* _TASK DESCRIPTION_: If a line in the entries includes "value", show that line.

################

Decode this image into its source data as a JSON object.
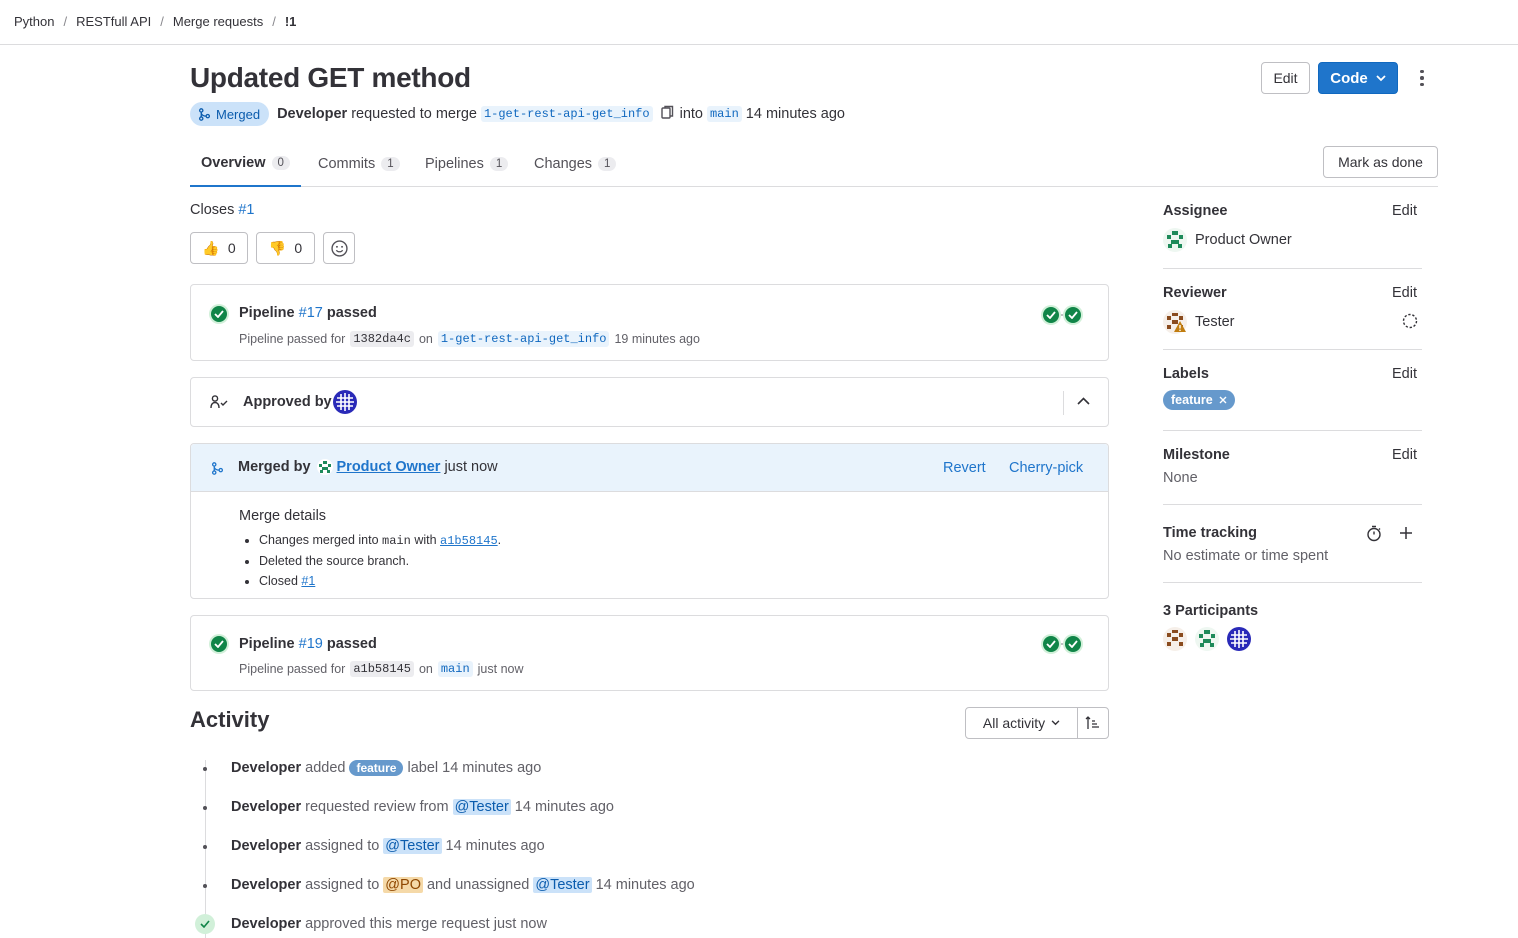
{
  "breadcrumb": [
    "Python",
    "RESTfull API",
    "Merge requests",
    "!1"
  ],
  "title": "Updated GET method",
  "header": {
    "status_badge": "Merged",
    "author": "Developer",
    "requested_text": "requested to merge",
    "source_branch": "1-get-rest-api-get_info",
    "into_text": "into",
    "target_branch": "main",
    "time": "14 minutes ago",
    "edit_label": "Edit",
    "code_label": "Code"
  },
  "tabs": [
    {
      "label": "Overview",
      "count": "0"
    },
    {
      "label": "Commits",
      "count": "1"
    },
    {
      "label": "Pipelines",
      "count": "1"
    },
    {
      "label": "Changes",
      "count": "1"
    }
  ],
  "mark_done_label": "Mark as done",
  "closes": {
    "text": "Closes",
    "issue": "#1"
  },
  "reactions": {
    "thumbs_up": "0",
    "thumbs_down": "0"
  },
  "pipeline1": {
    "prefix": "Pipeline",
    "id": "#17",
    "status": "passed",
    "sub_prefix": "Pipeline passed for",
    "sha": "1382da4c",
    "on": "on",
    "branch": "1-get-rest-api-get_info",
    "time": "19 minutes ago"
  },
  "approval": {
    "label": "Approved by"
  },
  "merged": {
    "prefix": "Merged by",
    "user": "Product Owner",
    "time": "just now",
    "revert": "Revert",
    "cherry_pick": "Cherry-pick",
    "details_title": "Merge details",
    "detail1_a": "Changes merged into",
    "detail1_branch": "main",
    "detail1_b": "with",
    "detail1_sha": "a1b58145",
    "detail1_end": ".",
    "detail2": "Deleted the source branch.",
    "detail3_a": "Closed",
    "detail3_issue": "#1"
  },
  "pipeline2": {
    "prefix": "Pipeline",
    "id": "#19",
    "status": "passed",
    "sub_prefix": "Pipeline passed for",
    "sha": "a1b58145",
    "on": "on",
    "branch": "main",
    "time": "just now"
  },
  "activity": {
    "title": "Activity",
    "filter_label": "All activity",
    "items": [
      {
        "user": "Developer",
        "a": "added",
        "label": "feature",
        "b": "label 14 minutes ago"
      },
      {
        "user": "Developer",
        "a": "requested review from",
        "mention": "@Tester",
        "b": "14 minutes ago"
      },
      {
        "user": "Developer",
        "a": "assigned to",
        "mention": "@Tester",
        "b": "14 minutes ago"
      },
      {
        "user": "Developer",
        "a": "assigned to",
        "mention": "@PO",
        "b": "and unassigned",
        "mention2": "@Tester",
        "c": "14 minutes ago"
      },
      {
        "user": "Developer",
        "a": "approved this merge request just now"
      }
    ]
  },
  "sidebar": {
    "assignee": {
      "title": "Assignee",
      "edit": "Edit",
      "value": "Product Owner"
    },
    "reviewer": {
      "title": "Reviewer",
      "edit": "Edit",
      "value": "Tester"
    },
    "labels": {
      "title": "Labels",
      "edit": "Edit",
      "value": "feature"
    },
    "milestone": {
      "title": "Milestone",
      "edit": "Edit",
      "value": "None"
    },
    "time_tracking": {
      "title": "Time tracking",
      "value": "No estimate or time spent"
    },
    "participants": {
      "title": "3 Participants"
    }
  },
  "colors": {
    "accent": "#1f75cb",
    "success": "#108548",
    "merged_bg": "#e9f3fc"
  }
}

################

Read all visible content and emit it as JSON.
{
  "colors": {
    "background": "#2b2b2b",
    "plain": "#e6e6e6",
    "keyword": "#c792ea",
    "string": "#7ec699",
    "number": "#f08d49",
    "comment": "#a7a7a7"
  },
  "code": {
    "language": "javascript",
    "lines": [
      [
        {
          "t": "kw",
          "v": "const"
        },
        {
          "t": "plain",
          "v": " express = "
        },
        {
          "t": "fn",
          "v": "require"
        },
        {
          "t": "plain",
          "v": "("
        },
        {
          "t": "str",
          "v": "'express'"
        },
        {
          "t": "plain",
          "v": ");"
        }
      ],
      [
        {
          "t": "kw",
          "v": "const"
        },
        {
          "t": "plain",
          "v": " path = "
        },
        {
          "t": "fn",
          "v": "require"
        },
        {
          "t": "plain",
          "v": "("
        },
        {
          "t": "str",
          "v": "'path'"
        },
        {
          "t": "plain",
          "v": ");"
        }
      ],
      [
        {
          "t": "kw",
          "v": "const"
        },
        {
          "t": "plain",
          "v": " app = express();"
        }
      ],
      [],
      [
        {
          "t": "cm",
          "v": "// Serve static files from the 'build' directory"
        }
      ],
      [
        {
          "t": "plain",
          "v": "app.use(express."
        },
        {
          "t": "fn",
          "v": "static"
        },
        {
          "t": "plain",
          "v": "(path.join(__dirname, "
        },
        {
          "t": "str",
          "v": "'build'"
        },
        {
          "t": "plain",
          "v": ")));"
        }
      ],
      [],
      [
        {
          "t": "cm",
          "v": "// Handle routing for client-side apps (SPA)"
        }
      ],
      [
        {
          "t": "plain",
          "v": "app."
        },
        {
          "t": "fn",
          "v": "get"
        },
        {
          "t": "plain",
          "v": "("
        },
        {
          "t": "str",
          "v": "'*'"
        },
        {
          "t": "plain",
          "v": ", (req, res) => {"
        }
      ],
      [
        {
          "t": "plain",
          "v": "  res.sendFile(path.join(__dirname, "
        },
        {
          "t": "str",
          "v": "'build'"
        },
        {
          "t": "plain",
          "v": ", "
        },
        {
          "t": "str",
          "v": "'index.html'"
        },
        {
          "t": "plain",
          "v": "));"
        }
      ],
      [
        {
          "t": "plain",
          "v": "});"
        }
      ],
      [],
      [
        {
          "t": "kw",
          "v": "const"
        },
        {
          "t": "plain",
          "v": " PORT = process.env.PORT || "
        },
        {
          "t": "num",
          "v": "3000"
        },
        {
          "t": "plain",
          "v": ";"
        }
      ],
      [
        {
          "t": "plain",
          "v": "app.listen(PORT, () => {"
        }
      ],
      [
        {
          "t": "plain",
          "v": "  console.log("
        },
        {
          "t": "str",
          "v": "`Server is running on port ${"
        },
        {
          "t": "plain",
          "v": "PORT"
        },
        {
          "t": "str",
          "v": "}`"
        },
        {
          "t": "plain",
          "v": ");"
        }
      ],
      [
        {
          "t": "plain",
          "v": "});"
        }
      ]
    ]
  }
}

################

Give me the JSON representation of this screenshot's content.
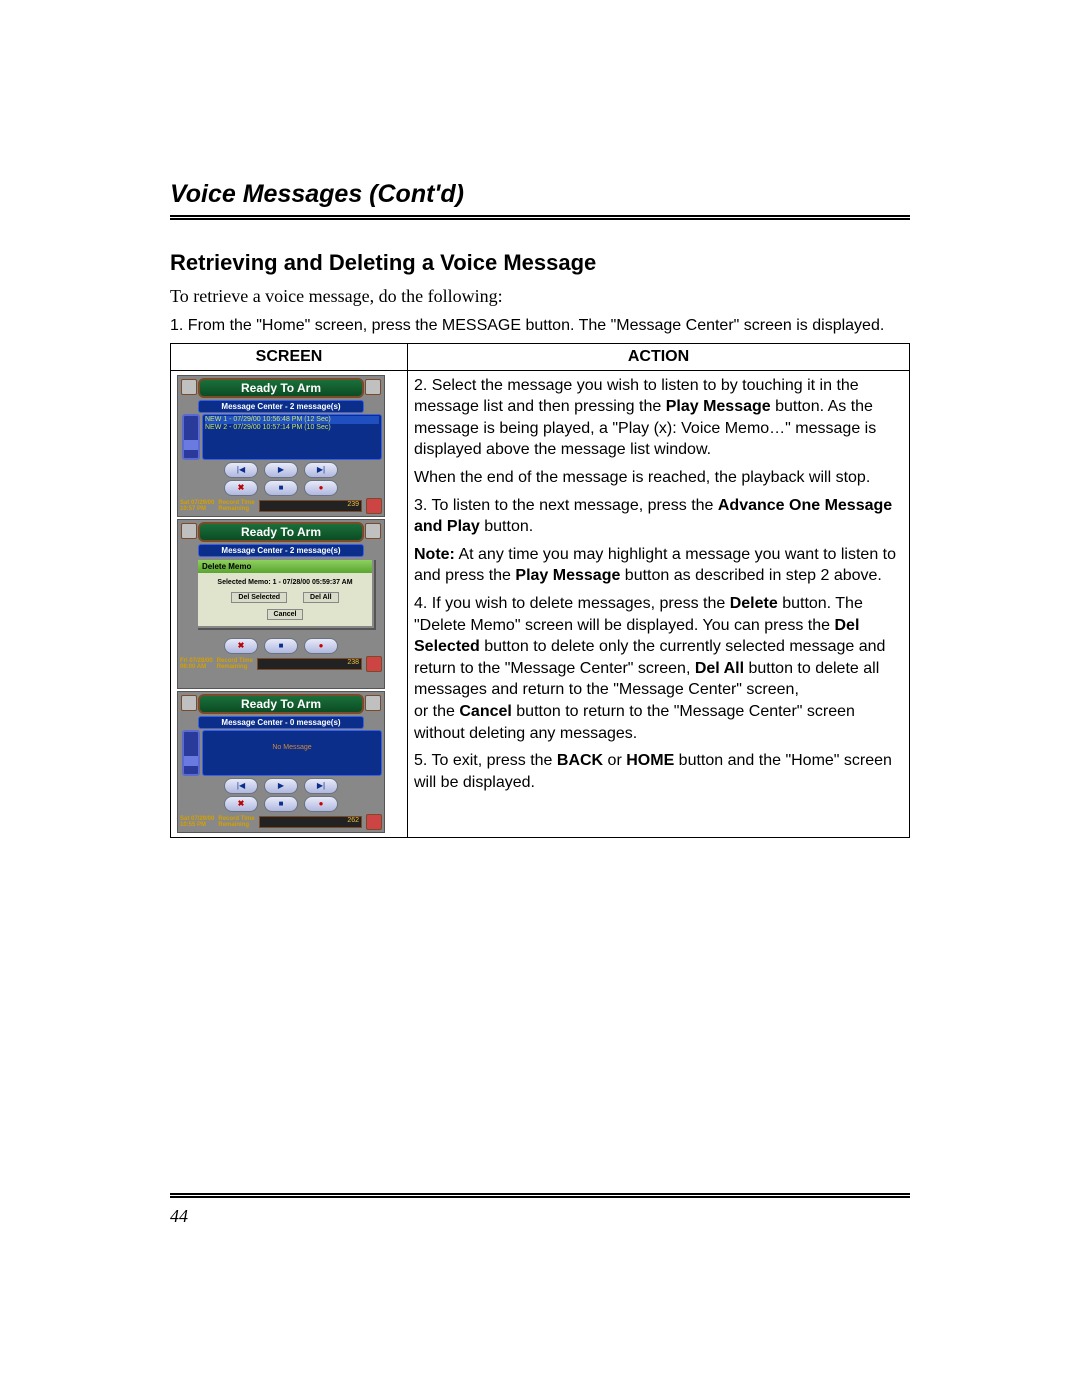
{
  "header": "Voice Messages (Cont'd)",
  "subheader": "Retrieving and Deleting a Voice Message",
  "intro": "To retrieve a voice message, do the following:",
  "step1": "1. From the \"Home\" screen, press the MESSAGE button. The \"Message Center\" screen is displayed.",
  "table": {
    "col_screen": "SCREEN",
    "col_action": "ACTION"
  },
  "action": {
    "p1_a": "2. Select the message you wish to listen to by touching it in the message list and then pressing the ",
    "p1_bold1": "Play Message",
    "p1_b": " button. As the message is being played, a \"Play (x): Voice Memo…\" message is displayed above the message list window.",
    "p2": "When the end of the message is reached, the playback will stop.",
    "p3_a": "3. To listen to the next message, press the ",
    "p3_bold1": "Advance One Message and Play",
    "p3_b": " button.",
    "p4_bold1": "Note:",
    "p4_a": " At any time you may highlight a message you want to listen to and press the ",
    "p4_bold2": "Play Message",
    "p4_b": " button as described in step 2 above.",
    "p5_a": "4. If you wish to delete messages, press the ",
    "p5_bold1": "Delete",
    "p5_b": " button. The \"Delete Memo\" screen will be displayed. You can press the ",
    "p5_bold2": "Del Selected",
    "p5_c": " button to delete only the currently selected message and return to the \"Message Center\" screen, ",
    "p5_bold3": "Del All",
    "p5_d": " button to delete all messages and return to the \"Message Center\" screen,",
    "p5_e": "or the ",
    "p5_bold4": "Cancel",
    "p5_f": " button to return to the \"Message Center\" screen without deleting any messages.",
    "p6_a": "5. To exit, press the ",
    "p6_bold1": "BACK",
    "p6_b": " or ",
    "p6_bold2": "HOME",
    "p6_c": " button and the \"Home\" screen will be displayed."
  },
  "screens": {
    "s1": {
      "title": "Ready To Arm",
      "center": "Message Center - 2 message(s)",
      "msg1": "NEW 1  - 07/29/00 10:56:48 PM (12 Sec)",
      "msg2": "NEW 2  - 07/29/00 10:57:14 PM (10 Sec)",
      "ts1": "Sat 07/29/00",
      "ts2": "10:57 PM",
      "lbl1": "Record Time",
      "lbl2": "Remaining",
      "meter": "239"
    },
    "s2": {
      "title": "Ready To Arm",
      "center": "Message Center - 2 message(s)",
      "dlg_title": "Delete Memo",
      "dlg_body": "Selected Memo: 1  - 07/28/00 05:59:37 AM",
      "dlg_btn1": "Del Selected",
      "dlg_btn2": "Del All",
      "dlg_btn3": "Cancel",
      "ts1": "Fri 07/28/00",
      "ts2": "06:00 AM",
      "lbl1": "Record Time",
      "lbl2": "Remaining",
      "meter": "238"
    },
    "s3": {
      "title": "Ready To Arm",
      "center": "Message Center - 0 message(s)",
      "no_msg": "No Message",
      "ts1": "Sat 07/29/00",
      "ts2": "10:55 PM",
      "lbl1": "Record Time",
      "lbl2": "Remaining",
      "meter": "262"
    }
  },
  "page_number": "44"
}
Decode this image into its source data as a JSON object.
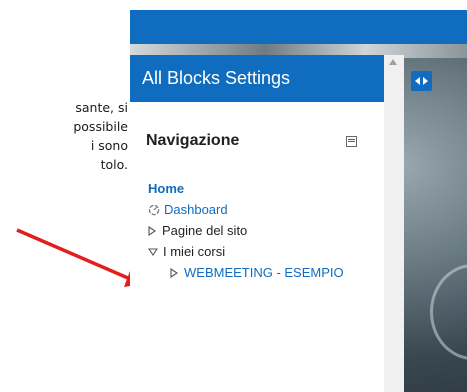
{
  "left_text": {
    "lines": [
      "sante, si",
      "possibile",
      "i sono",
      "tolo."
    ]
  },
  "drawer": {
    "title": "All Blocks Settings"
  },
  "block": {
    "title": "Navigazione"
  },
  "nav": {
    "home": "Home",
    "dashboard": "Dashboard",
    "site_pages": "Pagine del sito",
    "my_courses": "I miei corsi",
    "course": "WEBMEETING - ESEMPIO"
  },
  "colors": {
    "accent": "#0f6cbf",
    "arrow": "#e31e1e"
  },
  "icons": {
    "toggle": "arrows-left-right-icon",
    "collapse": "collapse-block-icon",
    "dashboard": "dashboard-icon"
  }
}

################

* _OUTPUT OF THE EXERCISE_:
      "value": "Product Owner"
      "value": "Tester"
      "value": "feature"
      "value": "None"
      "value": "No estimate or time spent"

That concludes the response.